On a March evening in Brooklyn, Donatella Madrigal is standing at a Vandercook Universal press, wiping her ink-stained hands on a denim apron. She has just run off several hundred greeting cards, which she’ll sell online and in neighborhood gift shops for up to $5 apiece. By day, the Madrid-born 27-year-old is a graphic artist who designs ads for clients such as Bobbi Brown Professional Cosmetics, working mostly on a computer. In the evenings, she goes analog, printing cards at The Arm Letterpress, a former garage filled with vintage printing presses rented out by the hour to artisans.

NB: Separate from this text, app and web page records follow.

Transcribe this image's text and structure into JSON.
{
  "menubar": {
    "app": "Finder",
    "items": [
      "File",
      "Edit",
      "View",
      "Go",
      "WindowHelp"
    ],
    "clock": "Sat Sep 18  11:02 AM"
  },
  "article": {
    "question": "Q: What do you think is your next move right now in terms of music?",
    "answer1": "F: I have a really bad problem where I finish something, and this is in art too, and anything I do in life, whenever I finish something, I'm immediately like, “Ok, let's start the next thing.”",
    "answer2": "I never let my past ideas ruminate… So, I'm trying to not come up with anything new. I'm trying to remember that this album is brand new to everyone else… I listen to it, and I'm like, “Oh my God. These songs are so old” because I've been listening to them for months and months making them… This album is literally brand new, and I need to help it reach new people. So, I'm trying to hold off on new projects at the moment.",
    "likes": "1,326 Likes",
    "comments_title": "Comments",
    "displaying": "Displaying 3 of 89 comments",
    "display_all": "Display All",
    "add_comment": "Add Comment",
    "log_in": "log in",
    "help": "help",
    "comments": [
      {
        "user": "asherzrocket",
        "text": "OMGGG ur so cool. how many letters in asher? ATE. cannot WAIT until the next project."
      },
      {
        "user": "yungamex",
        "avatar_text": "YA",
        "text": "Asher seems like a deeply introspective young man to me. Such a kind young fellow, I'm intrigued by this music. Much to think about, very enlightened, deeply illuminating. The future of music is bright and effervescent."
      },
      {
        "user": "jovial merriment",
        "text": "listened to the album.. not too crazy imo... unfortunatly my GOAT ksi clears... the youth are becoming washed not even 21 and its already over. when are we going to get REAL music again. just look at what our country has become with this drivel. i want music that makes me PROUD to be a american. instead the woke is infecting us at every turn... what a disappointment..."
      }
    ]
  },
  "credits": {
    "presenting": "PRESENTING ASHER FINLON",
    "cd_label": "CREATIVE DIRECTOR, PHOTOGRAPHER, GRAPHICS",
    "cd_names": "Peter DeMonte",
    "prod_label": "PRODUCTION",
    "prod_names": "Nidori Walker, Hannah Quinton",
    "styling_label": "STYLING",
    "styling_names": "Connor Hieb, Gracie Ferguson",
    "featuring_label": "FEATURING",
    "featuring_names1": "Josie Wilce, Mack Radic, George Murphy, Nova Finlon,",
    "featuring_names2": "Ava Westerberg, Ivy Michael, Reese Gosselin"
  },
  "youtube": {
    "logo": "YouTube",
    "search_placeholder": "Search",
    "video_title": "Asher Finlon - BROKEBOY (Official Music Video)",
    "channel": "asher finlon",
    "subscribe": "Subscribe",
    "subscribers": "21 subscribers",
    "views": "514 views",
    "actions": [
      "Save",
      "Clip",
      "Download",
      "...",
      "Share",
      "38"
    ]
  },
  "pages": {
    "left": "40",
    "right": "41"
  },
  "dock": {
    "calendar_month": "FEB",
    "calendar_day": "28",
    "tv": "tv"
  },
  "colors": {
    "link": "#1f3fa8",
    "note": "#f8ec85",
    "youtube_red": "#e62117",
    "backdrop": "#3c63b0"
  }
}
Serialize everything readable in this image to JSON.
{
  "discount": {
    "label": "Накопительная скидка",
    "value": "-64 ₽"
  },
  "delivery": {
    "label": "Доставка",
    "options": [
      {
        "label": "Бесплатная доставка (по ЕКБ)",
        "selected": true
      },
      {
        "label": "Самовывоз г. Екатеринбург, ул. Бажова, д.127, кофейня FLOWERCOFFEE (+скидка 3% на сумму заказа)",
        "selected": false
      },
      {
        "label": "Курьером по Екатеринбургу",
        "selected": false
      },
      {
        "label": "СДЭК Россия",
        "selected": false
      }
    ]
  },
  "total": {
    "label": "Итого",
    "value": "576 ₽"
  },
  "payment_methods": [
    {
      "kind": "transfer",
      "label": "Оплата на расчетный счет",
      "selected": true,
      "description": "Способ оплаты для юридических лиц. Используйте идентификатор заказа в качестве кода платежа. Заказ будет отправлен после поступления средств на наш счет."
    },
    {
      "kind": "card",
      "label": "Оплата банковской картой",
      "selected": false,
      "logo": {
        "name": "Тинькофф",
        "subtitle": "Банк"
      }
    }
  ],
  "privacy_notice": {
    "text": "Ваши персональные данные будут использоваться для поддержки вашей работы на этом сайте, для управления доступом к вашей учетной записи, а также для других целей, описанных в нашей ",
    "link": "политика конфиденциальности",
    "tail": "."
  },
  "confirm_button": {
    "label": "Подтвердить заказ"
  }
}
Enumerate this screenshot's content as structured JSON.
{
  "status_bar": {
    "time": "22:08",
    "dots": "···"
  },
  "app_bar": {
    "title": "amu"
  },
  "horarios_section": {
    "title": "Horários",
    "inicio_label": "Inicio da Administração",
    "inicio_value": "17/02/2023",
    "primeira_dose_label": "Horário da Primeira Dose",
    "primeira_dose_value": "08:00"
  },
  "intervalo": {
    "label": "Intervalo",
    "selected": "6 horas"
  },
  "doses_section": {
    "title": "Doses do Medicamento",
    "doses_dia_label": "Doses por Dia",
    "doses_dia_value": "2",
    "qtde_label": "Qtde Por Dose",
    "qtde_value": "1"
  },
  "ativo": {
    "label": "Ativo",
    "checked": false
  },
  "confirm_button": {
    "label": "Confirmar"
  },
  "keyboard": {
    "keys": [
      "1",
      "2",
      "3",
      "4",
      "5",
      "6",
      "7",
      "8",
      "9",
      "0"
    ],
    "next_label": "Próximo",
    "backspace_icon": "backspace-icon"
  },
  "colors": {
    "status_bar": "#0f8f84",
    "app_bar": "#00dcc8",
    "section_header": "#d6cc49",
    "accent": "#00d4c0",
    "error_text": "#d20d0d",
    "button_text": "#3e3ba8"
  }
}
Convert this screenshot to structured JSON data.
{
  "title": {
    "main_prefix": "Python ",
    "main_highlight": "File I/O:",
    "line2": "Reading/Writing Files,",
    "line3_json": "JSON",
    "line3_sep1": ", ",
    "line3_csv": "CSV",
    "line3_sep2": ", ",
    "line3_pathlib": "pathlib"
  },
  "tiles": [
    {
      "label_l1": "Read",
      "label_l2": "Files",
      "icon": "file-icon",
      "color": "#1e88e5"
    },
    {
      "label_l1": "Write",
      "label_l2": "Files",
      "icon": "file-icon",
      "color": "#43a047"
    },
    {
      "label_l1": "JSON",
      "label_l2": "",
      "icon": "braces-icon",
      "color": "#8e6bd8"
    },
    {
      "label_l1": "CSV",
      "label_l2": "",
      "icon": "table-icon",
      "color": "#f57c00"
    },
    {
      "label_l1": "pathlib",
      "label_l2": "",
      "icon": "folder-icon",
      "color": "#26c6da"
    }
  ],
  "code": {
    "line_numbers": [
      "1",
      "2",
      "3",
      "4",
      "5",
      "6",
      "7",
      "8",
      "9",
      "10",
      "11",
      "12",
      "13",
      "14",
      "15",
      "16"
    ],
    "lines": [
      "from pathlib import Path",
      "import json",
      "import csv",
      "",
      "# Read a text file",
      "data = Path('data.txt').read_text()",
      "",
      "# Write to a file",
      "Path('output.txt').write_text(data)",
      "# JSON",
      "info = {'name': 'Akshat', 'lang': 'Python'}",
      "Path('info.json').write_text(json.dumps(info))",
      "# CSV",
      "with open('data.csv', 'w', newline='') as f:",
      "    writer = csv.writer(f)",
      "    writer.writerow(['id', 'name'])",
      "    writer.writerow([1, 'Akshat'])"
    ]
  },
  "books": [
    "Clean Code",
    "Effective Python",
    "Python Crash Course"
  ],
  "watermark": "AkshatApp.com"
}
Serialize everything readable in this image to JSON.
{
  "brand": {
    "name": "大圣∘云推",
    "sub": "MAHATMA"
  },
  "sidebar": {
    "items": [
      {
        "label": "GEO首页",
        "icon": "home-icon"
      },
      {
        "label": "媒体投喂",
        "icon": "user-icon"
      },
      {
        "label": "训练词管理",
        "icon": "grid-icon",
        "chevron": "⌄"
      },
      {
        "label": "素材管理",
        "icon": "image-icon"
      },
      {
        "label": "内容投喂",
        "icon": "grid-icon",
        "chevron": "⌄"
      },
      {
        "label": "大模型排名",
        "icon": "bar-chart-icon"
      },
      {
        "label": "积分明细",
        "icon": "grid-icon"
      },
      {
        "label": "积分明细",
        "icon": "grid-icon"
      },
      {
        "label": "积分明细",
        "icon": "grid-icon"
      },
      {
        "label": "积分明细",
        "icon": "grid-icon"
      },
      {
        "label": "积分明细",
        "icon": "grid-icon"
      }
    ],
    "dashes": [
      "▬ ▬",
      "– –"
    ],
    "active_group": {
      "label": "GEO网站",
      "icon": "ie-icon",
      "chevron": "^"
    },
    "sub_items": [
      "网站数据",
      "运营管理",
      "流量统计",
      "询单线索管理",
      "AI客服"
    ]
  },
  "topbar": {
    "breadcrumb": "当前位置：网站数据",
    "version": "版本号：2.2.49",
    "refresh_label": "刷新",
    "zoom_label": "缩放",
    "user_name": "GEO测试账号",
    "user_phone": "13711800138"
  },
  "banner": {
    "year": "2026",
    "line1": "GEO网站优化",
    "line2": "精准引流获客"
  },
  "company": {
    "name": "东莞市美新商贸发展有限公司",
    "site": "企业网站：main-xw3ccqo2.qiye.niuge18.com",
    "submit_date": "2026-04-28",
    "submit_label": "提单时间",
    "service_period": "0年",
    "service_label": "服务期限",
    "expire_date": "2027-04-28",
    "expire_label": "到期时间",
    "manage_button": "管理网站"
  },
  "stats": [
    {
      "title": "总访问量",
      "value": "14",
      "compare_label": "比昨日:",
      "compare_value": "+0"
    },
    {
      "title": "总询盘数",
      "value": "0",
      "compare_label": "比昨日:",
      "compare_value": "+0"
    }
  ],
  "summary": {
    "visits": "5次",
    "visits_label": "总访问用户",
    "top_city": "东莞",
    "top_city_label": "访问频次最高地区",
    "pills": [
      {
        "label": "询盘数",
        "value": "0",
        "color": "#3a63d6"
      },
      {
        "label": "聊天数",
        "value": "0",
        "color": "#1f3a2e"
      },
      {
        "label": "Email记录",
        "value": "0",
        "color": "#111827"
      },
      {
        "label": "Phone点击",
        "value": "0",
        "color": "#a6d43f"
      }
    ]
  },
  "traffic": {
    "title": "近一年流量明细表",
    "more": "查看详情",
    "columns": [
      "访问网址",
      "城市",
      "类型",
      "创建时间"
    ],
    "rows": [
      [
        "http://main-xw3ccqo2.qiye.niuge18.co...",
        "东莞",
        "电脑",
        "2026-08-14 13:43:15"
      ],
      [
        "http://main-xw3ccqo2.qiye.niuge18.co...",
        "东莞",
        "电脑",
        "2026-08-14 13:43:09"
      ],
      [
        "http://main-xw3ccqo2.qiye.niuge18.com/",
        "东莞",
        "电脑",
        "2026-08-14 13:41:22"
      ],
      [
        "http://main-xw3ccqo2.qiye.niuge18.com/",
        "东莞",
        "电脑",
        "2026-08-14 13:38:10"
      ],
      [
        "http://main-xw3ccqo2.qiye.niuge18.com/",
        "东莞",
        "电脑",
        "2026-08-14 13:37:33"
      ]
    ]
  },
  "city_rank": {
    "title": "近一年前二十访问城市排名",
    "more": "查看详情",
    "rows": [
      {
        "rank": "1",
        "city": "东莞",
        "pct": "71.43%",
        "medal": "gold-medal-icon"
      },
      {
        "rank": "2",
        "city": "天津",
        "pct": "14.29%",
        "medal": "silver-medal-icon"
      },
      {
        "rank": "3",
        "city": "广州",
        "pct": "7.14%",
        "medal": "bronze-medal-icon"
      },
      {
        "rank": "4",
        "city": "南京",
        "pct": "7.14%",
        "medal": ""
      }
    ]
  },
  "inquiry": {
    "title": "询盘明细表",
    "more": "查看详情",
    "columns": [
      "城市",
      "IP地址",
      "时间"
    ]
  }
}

Using hand-set type or plates of her own design, Madrigal places paper stock on the printer bed. She lifts a heavy crank that rolls her card stock across the inked plate with a satisfying thunk. “It’s an excuse to get down and dirty and to get away from the computer, and I’m always learning from the paper,” Madrigal says as she runs her hand across the deep grooves that the image carves into sheets of all-cotton card stock.
In the past decade, letterpress printers have grown into a thriving community. Many of the most devoted members are graphic designers who, like Madrigal, are seeking an alternative to their digital day jobs. An online group called Ladies of Letterpress, “dedicated to the proposition that a woman’s place is in the print shop,” has nearly 1,500 members (including 50 men) and an annual meeting that draws more than 100 people for a weekend of workshops and schmoozing. “It’s almost like artisanal breadmaking,” says Sarah Schwartz, editor of Stationery Trends magazine, a trade publication. “People are returning to things done by hand, and it’s a very tactile art form.”
The market for letterpress items has resisted the downturn in luxury goods that followed the 2008 financial crisis. Kate’s Paperie, an upscale Manhattan stationer, says letterpress products jumped to 44 percent of sales last year from 33 percent in 2010. Etsy, the website that hosts online stores for handmade goods, listed over 22,000 letterpress items in early April, more than triple the number a year earlier. “To spend $4 on a card to send to my best friend who’s just had a baby is not a big splurge,” Schwartz says.
Traditional letterpress printers eschewed the deep impressions in the paper that Madrigal enjoys, known in printing lingo as “punch.” They preferred a smooth finish called the “kiss” that resembles the product of a laser printer. “In the old days, type would wear and you had to work carefully to make sure it all hit the paper at the same level,” says Mike O’Connor, founder of the Amalgamated Printers’ Association, a hobbyists’ guild. “You were considered a craftsman if there was no punch at all. … Now it’s the effect you want.”
Kimberly Austin was a photographer in San Francisco when she caught the letterpress bug. Eight years ago, she spent $750 on her first press, a hand-powered Chandler & Price. Austin Press, her one-woman business in a converted warehouse on the San Francisco docks, has become a full-time job, with three letterpresses churning out greeting cards, thank-you notes, and wedding invitations with illustrations and phrases culled from 19th century engravings. “It’s hard to resist the punch,” says Austin, who sells her cards in her online shop and at the women’s clothing chain Anthropologie. She says she did about $250,000 in sales last year, double the level three years earlier.
Zoe Feldman rents time at The Arm every few weeks to print cards with ironic phrases from 1990s TV shows, and Mother’s Day and Father’s Day cards for same-sex parents, and sells them on Etsy. “It’s not exactly the Hallmark demographic,” says Feldman. The former Pepsi executive and MBA candidate at New York University’s Stern School of Business says she may forsake corporate life if the nascent business takes off.
The Arm is the creation of Dan Morris, whose great-grandfather was a printer in Ohio. Morris studied art and architecture in Australia before apprenticing to a letterpress printer in Baltimore. Fourteen years ago, he paid $285 for his first Vandercook, a mid-20th century model considered the Cadillac of hand-cranked letterpresses. The same machines sell for $10,000 today.
The decline of the letterpress began at the end of the 19th century, when linotype machines allowed printers to set type as fast as they could tap at a keyboard. By the early 1890s, the country’s remaining type manufacturers had consolidated into a single company, American Type Founders, says Morris, whose bookshelves are lined with type catalogs from the early 20th century. Letterpress managed to hold on through the advent of offset printing, the Xerox machine, and the likes of Hewlett-Packard and Canon. “These presses can last 100 years, and some of my best presses were only built in the 1960s,” Morris says. “As long as there are people who know how to use it, there will be letterpress.”